_EXERCISE DESCRIPTION:_ Return every entry exactly as written.

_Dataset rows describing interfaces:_
---------------

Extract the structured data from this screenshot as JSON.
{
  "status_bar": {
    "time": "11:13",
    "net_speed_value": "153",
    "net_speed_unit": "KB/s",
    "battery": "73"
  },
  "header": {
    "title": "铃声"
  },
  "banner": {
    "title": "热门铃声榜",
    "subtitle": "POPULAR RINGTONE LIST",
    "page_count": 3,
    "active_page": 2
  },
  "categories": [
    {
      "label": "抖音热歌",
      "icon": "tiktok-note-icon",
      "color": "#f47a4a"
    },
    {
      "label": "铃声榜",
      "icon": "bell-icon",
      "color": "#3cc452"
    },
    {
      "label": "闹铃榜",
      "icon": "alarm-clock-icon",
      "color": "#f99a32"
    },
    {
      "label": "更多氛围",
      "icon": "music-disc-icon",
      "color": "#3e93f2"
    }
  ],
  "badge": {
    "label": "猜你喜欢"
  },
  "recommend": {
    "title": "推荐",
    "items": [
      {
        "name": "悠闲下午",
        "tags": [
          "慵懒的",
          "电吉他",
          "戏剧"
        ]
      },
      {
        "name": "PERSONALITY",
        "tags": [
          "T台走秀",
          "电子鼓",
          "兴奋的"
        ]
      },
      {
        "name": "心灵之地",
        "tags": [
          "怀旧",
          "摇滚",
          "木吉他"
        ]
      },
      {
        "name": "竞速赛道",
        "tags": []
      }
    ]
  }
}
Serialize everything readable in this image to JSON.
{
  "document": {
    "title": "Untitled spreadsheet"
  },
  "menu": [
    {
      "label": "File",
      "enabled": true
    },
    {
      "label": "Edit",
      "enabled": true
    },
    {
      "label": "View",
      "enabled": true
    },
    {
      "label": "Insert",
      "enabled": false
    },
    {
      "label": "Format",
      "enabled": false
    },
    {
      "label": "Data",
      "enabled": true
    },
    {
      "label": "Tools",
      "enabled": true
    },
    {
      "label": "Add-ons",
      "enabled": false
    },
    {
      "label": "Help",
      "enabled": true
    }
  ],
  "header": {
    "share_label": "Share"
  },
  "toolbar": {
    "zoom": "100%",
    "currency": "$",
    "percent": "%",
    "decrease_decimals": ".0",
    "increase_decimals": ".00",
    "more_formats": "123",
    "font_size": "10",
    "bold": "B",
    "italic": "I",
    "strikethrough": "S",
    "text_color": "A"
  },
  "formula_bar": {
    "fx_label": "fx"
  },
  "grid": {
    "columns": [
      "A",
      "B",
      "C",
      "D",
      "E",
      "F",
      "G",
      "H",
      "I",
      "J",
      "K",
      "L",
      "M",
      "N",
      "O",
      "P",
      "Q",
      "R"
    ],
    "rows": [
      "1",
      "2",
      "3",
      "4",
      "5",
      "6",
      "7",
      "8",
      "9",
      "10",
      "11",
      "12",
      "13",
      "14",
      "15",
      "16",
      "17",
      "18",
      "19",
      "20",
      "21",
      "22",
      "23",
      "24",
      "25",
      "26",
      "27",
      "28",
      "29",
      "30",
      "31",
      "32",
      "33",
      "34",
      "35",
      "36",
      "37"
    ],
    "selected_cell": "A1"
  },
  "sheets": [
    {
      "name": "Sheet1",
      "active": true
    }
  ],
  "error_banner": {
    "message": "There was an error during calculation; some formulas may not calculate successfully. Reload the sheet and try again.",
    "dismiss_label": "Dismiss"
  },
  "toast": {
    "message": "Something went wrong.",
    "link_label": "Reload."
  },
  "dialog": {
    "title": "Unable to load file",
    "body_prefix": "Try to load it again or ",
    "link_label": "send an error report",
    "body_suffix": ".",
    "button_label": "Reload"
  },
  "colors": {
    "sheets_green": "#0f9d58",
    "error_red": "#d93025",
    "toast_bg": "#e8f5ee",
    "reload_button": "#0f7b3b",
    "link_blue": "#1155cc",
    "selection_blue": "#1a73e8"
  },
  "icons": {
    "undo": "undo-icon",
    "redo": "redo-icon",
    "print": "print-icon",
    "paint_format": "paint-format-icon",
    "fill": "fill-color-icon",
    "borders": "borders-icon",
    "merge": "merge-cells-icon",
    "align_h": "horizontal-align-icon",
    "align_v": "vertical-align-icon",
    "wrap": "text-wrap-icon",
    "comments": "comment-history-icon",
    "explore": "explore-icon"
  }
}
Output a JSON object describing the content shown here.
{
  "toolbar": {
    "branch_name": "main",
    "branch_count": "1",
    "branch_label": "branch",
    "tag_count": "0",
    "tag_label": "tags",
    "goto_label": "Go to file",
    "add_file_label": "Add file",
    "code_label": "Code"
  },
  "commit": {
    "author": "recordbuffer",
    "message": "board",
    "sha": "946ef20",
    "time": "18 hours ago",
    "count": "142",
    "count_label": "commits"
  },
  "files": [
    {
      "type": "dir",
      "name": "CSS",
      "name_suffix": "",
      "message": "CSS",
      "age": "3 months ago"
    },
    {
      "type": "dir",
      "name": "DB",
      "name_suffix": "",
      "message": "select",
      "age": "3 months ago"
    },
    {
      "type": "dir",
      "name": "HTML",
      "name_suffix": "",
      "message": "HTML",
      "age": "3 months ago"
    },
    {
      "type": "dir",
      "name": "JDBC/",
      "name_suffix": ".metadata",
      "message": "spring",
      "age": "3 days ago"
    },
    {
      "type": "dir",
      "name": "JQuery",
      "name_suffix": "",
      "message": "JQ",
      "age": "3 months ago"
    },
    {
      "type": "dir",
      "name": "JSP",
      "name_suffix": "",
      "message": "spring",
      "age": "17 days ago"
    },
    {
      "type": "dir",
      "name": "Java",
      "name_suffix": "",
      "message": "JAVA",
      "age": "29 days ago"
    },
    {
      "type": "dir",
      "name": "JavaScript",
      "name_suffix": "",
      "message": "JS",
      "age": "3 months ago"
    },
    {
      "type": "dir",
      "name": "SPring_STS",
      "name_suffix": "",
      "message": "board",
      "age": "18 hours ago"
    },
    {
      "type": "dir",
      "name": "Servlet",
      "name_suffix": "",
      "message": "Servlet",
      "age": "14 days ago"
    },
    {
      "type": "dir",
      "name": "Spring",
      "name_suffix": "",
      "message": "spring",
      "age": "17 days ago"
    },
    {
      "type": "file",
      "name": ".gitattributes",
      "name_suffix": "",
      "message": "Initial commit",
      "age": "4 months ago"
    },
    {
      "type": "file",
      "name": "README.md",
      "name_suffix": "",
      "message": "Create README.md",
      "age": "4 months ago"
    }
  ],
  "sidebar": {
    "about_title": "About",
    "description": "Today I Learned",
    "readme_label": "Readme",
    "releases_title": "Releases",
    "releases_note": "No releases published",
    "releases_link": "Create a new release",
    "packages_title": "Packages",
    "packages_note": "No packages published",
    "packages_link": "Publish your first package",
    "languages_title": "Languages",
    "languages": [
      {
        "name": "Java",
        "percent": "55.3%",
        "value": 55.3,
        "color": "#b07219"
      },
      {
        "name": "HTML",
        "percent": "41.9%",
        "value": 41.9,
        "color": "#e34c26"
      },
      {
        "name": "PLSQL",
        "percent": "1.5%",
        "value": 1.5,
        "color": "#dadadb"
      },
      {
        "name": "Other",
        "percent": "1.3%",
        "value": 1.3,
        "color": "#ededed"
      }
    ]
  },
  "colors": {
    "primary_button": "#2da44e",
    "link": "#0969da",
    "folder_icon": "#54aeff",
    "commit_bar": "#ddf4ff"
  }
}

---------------

_ANSWER FOR THIS EXERCISE:_
Extract the structured data from this screenshot as JSON.
{
  "status_bar": {
    "time": "11:13",
    "net_speed_value": "153",
    "net_speed_unit": "KB/s",
    "battery": "73"
  },
  "header": {
    "title": "铃声"
  },
  "banner": {
    "title": "热门铃声榜",
    "subtitle": "POPULAR RINGTONE LIST",
    "page_count": 3,
    "active_page": 2
  },
  "categories": [
    {
      "label": "抖音热歌",
      "icon": "tiktok-note-icon",
      "color": "#f47a4a"
    },
    {
      "label": "铃声榜",
      "icon": "bell-icon",
      "color": "#3cc452"
    },
    {
      "label": "闹铃榜",
      "icon": "alarm-clock-icon",
      "color": "#f99a32"
    },
    {
      "label": "更多氛围",
      "icon": "music-disc-icon",
      "color": "#3e93f2"
    }
  ],
  "badge": {
    "label": "猜你喜欢"
  },
  "recommend": {
    "title": "推荐",
    "items": [
      {
        "name": "悠闲下午",
        "tags": [
          "慵懒的",
          "电吉他",
          "戏剧"
        ]
      },
      {
        "name": "PERSONALITY",
        "tags": [
          "T台走秀",
          "电子鼓",
          "兴奋的"
        ]
      },
      {
        "name": "心灵之地",
        "tags": [
          "怀旧",
          "摇滚",
          "木吉他"
        ]
      },
      {
        "name": "竞速赛道",
        "tags": []
      }
    ]
  }
}
Serialize everything readable in this image to JSON.
{
  "document": {
    "title": "Untitled spreadsheet"
  },
  "menu": [
    {
      "label": "File",
      "enabled": true
    },
    {
      "label": "Edit",
      "enabled": true
    },
    {
      "label": "View",
      "enabled": true
    },
    {
      "label": "Insert",
      "enabled": false
    },
    {
      "label": "Format",
      "enabled": false
    },
    {
      "label": "Data",
      "enabled": true
    },
    {
      "label": "Tools",
      "enabled": true
    },
    {
      "label": "Add-ons",
      "enabled": false
    },
    {
      "label": "Help",
      "enabled": true
    }
  ],
  "header": {
    "share_label": "Share"
  },
  "toolbar": {
    "zoom": "100%",
    "currency": "$",
    "percent": "%",
    "decrease_decimals": ".0",
    "increase_decimals": ".00",
    "more_formats": "123",
    "font_size": "10",
    "bold": "B",
    "italic": "I",
    "strikethrough": "S",
    "text_color": "A"
  },
  "formula_bar": {
    "fx_label": "fx"
  },
  "grid": {
    "columns": [
      "A",
      "B",
      "C",
      "D",
      "E",
      "F",
      "G",
      "H",
      "I",
      "J",
      "K",
      "L",
      "M",
      "N",
      "O",
      "P",
      "Q",
      "R"
    ],
    "rows": [
      "1",
      "2",
      "3",
      "4",
      "5",
      "6",
      "7",
      "8",
      "9",
      "10",
      "11",
      "12",
      "13",
      "14",
      "15",
      "16",
      "17",
      "18",
      "19",
      "20",
      "21",
      "22",
      "23",
      "24",
      "25",
      "26",
      "27",
      "28",
      "29",
      "30",
      "31",
      "32",
      "33",
      "34",
      "35",
      "36",
      "37"
    ],
    "selected_cell": "A1"
  },
  "sheets": [
    {
      "name": "Sheet1",
      "active": true
    }
  ],
  "error_banner": {
    "message": "There was an error during calculation; some formulas may not calculate successfully. Reload the sheet and try again.",
    "dismiss_label": "Dismiss"
  },
  "toast": {
    "message": "Something went wrong.",
    "link_label": "Reload."
  },
  "dialog": {
    "title": "Unable to load file",
    "body_prefix": "Try to load it again or ",
    "link_label": "send an error report",
    "body_suffix": ".",
    "button_label": "Reload"
  },
  "colors": {
    "sheets_green": "#0f9d58",
    "error_red": "#d93025",
    "toast_bg": "#e8f5ee",
    "reload_button": "#0f7b3b",
    "link_blue": "#1155cc",
    "selection_blue": "#1a73e8"
  },
  "icons": {
    "undo": "undo-icon",
    "redo": "redo-icon",
    "print": "print-icon",
    "paint_format": "paint-format-icon",
    "fill": "fill-color-icon",
    "borders": "borders-icon",
    "merge": "merge-cells-icon",
    "align_h": "horizontal-align-icon",
    "align_v": "vertical-align-icon",
    "wrap": "text-wrap-icon",
    "comments": "comment-history-icon",
    "explore": "explore-icon"
  }
}
Output a JSON object describing the content shown here.
{
  "toolbar": {
    "branch_name": "main",
    "branch_count": "1",
    "branch_label": "branch",
    "tag_count": "0",
    "tag_label": "tags",
    "goto_label": "Go to file",
    "add_file_label": "Add file",
    "code_label": "Code"
  },
  "commit": {
    "author": "recordbuffer",
    "message": "board",
    "sha": "946ef20",
    "time": "18 hours ago",
    "count": "142",
    "count_label": "commits"
  },
  "files": [
    {
      "type": "dir",
      "name": "CSS",
      "name_suffix": "",
      "message": "CSS",
      "age": "3 months ago"
    },
    {
      "type": "dir",
      "name": "DB",
      "name_suffix": "",
      "message": "select",
      "age": "3 months ago"
    },
    {
      "type": "dir",
      "name": "HTML",
      "name_suffix": "",
      "message": "HTML",
      "age": "3 months ago"
    },
    {
      "type": "dir",
      "name": "JDBC/",
      "name_suffix": ".metadata",
      "message": "spring",
      "age": "3 days ago"
    },
    {
      "type": "dir",
      "name": "JQuery",
      "name_suffix": "",
      "message": "JQ",
      "age": "3 months ago"
    },
    {
      "type": "dir",
      "name": "JSP",
      "name_suffix": "",
      "message": "spring",
      "age": "17 days ago"
    },
    {
      "type": "dir",
      "name": "Java",
      "name_suffix": "",
      "message": "JAVA",
      "age": "29 days ago"
    },
    {
      "type": "dir",
      "name": "JavaScript",
      "name_suffix": "",
      "message": "JS",
      "age": "3 months ago"
    },
    {
      "type": "dir",
      "name": "SPring_STS",
      "name_suffix": "",
      "message": "board",
      "age": "18 hours ago"
    },
    {
      "type": "dir",
      "name": "Servlet",
      "name_suffix": "",
      "message": "Servlet",
      "age": "14 days ago"
    },
    {
      "type": "dir",
      "name": "Spring",
      "name_suffix": "",
      "message": "spring",
      "age": "17 days ago"
    },
    {
      "type": "file",
      "name": ".gitattributes",
      "name_suffix": "",
      "message": "Initial commit",
      "age": "4 months ago"
    },
    {
      "type": "file",
      "name": "README.md",
      "name_suffix": "",
      "message": "Create README.md",
      "age": "4 months ago"
    }
  ],
  "sidebar": {
    "about_title": "About",
    "description": "Today I Learned",
    "readme_label": "Readme",
    "releases_title": "Releases",
    "releases_note": "No releases published",
    "releases_link": "Create a new release",
    "packages_title": "Packages",
    "packages_note": "No packages published",
    "packages_link": "Publish your first package",
    "languages_title": "Languages",
    "languages": [
      {
        "name": "Java",
        "percent": "55.3%",
        "value": 55.3,
        "color": "#b07219"
      },
      {
        "name": "HTML",
        "percent": "41.9%",
        "value": 41.9,
        "color": "#e34c26"
      },
      {
        "name": "PLSQL",
        "percent": "1.5%",
        "value": 1.5,
        "color": "#dadadb"
      },
      {
        "name": "Other",
        "percent": "1.3%",
        "value": 1.3,
        "color": "#ededed"
      }
    ]
  },
  "colors": {
    "primary_button": "#2da44e",
    "link": "#0969da",
    "folder_icon": "#54aeff",
    "commit_bar": "#ddf4ff"
  }
}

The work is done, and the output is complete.